The second method of service of process authorized by the court system is through certified mail including a return receipt with signature. Certified mail is effective only when the tenant has signed the certified mail notice. Often, the tenant fails to sign the certified mail slip and rendering the certified mail is ineffective.

Delivering eviction notices in an effective, legal manner is incredibly important. Eviction cases are won and lost based upon effective delivery of eviction notices. Hiring an experienced residential eviction law firm is a wise decision. More importantly, it is a cost-effective decision. The area of residential evictions is a complex and changing area of law.

 

Removal of the Tenant

It is important to note that it is illegal for a landlord to try to force a tenant to move out of a rental unit. Even if the landlord is successful with the eviction lawsuit, the only person authorized to remove the tenant is a sheriff or constable. There are many nuances to landlord tenant law in Illinois and this is one of the many reasons it is advised to have legal counsel to assist with this process.

 

Experienced and Responsive Eviction Attorneys Serving the Fox Valley Area

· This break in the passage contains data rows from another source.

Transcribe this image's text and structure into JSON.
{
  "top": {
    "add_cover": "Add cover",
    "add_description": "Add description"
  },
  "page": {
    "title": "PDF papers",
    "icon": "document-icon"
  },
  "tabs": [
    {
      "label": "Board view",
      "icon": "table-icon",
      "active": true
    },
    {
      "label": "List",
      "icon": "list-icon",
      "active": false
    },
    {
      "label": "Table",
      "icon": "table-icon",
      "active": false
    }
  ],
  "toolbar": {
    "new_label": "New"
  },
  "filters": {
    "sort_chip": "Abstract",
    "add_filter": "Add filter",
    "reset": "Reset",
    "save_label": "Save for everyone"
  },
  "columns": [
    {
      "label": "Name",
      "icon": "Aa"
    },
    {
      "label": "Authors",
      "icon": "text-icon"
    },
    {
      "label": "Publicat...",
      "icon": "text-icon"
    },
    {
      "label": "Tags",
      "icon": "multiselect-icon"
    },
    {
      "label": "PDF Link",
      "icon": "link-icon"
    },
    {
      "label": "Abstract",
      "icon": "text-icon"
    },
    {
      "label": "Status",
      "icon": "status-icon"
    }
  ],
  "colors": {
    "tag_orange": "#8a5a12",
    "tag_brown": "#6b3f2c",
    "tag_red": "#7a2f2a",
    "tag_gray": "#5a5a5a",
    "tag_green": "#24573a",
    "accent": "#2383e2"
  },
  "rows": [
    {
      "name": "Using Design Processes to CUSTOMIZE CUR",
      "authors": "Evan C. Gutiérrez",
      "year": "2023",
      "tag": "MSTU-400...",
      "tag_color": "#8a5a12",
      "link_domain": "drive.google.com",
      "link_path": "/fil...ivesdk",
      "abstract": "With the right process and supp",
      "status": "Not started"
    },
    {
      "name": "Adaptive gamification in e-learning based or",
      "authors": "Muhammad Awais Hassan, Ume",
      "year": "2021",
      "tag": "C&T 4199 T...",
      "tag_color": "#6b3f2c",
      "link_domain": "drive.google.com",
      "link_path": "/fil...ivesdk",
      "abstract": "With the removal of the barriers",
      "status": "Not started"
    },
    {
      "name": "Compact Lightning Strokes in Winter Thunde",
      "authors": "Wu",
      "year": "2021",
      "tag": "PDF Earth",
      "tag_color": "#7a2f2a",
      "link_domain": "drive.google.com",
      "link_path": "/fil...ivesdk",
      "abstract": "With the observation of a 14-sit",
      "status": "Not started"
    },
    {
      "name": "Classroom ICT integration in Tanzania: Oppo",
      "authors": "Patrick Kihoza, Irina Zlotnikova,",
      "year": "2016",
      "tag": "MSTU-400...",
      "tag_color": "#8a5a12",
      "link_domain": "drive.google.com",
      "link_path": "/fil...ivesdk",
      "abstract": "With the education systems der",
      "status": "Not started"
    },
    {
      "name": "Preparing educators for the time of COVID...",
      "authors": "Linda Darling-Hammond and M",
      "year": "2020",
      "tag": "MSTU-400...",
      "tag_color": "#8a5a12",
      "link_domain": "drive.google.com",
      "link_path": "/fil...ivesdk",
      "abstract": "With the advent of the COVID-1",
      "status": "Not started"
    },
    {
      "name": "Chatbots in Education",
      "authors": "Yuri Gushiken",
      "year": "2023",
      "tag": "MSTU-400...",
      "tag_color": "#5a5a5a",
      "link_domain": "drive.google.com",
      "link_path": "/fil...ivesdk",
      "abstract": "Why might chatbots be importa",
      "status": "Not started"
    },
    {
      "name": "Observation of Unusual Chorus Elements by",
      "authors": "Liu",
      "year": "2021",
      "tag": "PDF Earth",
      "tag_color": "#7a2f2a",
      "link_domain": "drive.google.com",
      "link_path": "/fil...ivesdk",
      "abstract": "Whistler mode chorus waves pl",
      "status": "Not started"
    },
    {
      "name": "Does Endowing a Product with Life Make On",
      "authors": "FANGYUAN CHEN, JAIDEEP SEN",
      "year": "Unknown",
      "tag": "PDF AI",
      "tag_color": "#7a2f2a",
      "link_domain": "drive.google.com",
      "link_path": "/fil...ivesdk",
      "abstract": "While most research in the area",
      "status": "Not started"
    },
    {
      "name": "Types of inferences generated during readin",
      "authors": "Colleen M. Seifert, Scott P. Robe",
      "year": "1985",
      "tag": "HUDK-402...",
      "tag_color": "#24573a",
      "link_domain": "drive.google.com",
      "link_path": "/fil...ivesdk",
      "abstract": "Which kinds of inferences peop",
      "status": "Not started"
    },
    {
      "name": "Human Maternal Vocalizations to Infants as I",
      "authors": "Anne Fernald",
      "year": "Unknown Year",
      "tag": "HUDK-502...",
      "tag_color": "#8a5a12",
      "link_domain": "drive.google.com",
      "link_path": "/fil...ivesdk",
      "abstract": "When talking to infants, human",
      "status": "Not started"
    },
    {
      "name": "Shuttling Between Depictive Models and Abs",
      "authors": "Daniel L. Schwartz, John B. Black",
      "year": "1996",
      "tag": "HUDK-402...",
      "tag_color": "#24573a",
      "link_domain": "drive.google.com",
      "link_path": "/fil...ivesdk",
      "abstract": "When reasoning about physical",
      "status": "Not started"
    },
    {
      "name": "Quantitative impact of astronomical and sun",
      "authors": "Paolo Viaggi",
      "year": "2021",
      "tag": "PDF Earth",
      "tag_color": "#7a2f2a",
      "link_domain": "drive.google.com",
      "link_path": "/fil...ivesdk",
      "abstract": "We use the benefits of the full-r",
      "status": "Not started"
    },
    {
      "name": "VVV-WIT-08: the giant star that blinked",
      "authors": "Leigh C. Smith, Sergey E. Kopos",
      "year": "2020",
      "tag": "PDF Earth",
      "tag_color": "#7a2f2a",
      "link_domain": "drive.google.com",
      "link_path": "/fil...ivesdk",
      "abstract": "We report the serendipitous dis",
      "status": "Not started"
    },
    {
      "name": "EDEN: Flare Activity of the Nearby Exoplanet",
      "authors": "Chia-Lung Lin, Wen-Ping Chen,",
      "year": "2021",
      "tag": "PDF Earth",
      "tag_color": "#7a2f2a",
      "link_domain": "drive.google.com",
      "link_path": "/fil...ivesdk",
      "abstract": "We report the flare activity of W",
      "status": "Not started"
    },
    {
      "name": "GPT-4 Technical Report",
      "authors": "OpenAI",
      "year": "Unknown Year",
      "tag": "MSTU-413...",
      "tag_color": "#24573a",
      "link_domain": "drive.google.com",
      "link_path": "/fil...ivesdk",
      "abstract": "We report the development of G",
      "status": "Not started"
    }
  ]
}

Gateville Law Firm consists of attorneys and staff skilled in the areas of property owner evictions. We exclusively serve the interests of landlords. Our process is cost-effective and efficient. We also oversee residential closings, asset protection, and estate planning for property owners and landlords. Our focus is tailored around the legal needs of landlords and property owners. Reach out and discuss your legal concerns with an experienced property owner eviction attorney at (630)-780-1034 or via online form. Gateville Law Firm can assist you with residential property owner evictions in DeKalb, Kane, Kendall, Will, and DuPage Counties.

 

Sources:

https://www.ipropertymanagement.com/laws/illinois-eviction-process

https://www.nolo.com/legal-encyclopedia/the-eviction-process-illinois-rules-landlords-property-managers.html

 

Back to Top